He certainly looks great in this video. But it is not what I would liketo see.

bud
July 12th, 2008, 12:45 AM
This video of Michael Phelps (http://www.youtube.com/watch?v=ax77_hHq9Dc) ... made me wonder whether his asymmetric stroke had more to with his submerged style of swimming than having a weak side. He is totally submerged for a good part of the stroke. I was also struck that he breathed very early, almost in the end of the pull and very early part of the recovery, like in fly.
I think this is a very cool vid. In the fishbowl shot he does seem to lope through the water, in an almost fly-like fashion. Thanks for pointing out the timing of his breath there. Hummmmmm....

splash
July 12th, 2008, 09:57 AM
This video of Michael Phelps (http://www.youtube.com/watch?v=ax77_hHq9Dc) was posted on another thread. It made me wonder whether his asymmetric stroke had more to with his submerged style of swimming than having a weak side. He is totally submerged for a good part of the stroke. I was also struck that he breathed very early, almost in the end of the pull and very early part of the recovery, like in fly.

Here is another video showing how unsual Phelp's freestyle stroke is. Chris Thompson's stroke seems to be elegant, smooth; Phelp's asymetrical, powerful and jerky almost struggling. Top view camera shows his breathing style to be indeed similar to one-arm butterfly. I admire Phelp's power and speed, however, i would not suggest for somebody to follow mechanics of his freestyle stroke.

http://youtube.com/watch?v=E2n6FRHh9UE&NR

For freestyle stroke mechanics, I would also recommend "smooth swimming"
http://youtube.com/watch?v=7dJs0ToB_z4

From my experience, as a recreational master swimmer that relies solely on the internet for swimming technique tips, in bilateral breathing it is important to pay attention to long and short axis body balance.
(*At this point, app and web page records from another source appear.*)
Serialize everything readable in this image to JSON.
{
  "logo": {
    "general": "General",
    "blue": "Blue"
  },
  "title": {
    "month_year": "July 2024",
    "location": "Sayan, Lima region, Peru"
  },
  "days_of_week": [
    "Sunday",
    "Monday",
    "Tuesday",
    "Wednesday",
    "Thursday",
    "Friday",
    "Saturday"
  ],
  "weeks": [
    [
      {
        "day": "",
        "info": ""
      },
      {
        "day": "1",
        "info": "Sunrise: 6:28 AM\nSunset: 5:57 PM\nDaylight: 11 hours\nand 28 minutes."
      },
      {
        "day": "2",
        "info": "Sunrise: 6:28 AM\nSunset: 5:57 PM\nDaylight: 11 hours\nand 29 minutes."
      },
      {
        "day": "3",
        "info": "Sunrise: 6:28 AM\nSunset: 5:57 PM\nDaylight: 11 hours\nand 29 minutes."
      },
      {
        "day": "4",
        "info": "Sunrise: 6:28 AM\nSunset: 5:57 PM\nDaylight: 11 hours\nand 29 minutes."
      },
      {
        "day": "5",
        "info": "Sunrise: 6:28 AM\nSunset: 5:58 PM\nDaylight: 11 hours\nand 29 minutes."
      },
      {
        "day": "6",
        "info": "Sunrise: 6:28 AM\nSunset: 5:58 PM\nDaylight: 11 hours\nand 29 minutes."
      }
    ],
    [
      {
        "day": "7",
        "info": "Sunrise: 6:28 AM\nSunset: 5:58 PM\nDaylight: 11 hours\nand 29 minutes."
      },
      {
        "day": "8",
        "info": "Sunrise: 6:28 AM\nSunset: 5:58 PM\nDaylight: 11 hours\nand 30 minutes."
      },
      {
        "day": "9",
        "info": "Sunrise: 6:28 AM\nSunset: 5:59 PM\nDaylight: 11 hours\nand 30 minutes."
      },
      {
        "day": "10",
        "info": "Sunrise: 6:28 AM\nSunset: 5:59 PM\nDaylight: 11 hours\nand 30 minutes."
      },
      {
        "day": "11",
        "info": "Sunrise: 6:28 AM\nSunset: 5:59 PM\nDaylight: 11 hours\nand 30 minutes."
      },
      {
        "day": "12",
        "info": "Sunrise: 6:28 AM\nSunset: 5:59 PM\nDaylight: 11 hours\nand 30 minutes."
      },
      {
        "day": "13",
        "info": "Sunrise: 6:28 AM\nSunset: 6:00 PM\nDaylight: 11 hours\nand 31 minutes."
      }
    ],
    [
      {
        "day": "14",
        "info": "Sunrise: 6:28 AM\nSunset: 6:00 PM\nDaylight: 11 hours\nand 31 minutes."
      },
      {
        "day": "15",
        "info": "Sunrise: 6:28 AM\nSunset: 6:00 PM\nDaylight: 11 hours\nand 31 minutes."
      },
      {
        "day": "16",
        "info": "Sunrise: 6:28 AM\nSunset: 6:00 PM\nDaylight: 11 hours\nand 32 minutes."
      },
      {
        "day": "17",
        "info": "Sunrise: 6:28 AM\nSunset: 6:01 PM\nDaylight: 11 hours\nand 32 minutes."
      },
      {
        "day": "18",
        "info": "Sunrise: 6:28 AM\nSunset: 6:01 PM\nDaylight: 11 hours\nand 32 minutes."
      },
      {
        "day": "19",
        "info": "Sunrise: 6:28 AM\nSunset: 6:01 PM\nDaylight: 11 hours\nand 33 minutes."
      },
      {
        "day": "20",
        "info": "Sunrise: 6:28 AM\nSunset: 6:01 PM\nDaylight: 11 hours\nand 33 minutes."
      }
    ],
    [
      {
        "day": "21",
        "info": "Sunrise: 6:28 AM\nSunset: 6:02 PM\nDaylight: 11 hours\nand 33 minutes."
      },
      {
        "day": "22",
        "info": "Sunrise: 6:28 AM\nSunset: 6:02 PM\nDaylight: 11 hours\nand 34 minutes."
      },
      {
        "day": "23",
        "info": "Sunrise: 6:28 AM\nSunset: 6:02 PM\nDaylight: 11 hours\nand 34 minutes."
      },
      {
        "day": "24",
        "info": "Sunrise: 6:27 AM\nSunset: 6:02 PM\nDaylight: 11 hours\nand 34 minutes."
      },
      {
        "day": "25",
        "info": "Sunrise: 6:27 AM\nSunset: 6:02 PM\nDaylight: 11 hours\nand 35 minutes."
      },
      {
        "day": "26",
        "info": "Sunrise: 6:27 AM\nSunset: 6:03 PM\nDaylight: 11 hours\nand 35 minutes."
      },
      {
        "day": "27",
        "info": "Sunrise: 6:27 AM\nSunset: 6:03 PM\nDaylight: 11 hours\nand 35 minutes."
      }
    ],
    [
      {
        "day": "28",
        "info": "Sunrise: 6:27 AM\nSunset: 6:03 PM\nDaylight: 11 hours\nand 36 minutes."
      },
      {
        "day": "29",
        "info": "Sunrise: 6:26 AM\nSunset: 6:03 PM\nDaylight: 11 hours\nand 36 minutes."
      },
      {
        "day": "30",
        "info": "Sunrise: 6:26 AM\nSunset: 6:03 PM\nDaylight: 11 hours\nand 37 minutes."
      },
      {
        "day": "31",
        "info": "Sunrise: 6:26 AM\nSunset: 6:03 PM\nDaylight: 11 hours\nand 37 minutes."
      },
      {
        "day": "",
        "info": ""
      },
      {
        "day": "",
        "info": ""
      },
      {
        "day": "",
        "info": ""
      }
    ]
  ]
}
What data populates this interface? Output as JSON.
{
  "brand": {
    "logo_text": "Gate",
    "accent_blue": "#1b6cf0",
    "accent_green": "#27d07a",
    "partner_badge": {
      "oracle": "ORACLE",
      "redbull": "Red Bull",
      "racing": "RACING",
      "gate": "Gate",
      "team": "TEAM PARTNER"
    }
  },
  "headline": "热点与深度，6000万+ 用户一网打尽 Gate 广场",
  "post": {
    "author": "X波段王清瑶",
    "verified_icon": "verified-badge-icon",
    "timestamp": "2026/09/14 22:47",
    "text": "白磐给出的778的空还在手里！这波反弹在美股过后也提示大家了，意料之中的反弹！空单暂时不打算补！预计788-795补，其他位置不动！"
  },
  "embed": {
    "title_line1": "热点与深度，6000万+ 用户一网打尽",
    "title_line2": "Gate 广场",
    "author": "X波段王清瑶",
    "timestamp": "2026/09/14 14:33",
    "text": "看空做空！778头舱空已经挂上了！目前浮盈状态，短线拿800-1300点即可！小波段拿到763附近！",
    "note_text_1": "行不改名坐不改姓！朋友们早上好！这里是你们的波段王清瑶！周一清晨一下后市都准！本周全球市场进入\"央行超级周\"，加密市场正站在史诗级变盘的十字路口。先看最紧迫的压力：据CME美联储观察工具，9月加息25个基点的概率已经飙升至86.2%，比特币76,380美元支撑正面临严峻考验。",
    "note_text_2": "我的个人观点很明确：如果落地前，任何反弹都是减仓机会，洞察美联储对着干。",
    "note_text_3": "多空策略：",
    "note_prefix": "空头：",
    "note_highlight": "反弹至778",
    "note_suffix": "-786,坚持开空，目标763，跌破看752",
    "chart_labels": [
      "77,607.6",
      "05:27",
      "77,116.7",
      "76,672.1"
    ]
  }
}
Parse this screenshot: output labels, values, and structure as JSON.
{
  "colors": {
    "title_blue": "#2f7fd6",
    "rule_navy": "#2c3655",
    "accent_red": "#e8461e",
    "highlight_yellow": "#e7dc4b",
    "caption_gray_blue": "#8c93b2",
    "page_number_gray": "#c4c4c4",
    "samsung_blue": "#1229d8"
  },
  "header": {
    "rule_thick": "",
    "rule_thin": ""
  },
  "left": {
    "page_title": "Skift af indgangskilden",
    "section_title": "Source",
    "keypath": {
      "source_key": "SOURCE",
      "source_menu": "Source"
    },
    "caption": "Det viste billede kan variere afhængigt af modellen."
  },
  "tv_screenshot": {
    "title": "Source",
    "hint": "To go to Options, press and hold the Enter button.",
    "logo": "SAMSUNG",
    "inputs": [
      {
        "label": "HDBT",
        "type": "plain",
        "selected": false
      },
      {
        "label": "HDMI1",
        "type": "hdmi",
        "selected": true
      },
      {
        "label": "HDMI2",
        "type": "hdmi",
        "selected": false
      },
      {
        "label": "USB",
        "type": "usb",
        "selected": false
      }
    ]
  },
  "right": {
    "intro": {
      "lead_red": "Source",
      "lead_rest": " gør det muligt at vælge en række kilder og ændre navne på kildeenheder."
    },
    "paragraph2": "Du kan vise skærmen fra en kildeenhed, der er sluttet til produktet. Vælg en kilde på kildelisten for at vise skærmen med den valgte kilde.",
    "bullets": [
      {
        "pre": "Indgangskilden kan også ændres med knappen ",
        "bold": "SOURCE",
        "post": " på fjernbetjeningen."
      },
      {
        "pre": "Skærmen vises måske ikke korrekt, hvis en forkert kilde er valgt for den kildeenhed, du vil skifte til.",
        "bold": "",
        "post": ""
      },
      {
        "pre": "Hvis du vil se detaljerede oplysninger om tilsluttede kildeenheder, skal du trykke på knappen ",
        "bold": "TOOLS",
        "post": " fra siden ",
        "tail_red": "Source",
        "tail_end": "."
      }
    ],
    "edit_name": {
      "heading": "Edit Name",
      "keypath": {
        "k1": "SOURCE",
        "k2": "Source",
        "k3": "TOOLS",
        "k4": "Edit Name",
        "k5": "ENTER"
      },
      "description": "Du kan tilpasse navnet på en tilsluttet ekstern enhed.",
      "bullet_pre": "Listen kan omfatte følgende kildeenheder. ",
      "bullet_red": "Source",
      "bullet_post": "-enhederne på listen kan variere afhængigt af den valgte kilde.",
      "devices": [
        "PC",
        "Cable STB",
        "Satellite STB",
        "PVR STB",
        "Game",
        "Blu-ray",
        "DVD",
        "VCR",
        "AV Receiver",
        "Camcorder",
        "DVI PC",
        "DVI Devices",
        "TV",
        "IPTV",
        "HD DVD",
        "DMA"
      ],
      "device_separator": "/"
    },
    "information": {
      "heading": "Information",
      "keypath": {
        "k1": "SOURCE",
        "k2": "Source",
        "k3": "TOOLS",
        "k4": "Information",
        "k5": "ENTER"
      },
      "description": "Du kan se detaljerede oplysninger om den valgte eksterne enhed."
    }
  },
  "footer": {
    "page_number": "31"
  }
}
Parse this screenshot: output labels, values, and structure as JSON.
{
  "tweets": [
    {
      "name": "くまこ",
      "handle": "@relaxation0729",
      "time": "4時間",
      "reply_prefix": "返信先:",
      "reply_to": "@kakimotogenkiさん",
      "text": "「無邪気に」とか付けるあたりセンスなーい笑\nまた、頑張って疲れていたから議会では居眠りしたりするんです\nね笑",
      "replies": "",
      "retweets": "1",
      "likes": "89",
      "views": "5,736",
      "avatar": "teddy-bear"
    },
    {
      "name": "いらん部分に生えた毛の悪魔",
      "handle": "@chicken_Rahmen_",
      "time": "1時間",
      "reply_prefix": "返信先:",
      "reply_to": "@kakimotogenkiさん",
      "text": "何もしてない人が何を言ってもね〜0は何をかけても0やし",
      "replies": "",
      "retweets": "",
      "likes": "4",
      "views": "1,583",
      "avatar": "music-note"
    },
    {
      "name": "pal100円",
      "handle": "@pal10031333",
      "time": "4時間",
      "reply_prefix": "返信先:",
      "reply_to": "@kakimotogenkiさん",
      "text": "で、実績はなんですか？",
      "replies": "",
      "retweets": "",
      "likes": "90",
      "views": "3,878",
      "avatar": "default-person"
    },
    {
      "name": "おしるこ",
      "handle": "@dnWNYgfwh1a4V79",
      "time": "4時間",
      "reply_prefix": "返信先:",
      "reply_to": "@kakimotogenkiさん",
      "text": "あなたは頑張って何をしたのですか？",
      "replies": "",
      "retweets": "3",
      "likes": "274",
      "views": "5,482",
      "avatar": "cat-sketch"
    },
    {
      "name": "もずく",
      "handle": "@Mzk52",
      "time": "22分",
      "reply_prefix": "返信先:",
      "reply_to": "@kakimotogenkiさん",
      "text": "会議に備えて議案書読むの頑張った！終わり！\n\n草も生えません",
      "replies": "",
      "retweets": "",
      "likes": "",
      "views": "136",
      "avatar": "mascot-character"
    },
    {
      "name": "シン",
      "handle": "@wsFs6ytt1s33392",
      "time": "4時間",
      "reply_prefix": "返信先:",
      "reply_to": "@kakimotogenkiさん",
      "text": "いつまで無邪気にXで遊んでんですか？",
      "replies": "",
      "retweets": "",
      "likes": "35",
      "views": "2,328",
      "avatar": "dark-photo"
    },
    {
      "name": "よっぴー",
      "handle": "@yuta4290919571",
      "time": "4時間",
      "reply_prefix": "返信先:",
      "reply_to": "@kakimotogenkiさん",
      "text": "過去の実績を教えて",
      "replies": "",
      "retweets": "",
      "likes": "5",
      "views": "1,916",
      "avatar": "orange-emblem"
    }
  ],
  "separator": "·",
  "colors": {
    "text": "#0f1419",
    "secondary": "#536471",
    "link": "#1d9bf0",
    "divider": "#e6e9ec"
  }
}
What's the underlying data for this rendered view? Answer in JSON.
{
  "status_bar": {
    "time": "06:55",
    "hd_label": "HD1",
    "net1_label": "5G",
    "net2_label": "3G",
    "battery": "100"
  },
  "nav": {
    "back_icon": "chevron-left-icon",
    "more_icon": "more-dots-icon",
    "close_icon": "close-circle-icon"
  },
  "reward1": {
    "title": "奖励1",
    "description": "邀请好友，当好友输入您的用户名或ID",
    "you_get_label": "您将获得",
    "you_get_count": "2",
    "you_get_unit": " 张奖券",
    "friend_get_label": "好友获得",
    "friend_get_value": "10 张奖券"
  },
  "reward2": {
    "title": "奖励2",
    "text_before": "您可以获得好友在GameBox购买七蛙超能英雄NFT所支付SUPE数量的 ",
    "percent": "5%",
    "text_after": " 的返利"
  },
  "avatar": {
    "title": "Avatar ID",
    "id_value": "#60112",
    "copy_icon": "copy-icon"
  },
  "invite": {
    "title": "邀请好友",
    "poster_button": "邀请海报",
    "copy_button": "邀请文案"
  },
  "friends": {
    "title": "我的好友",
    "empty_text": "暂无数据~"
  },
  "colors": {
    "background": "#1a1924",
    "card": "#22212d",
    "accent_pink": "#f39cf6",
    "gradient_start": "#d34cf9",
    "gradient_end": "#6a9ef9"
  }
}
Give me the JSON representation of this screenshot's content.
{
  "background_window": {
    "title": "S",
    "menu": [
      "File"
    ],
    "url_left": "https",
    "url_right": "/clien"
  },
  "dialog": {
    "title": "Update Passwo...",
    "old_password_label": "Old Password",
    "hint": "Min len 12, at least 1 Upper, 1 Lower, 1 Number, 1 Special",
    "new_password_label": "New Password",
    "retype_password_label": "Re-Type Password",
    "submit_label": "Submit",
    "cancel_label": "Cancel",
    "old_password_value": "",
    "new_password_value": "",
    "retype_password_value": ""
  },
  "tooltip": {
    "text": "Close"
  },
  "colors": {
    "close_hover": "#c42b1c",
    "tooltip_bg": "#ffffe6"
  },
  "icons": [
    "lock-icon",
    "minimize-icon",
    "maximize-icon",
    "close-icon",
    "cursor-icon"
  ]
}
This balance feel very natural on the dominant side, however, it is akward or missing on the other side - kicking can help to maintain balance and smoothness.

geochuck
July 12th, 2008, 10:40 AM
We can all watch these great videos of swimmers. We can all try to emulate these swimmers but without supervision of a coach you will not necessarily become a good swimmer.

Someone must point out your flaws.

pwolf66
July 14th, 2008, 09:14 AM
Based on Phelps and Crocker it seems breathing should occur during the finish of the pull. No?

The breath should be taken as the hands start the recovery, yes. But the head should be lifting from the water as the hands enter the press portion of the pull and the head should be settling into the water as the hands come forward.

There is a definate movement sequence that a proper breathing patern must follow in Fly but just saying breathing is at the finish of the pull is a little misleading.

Paul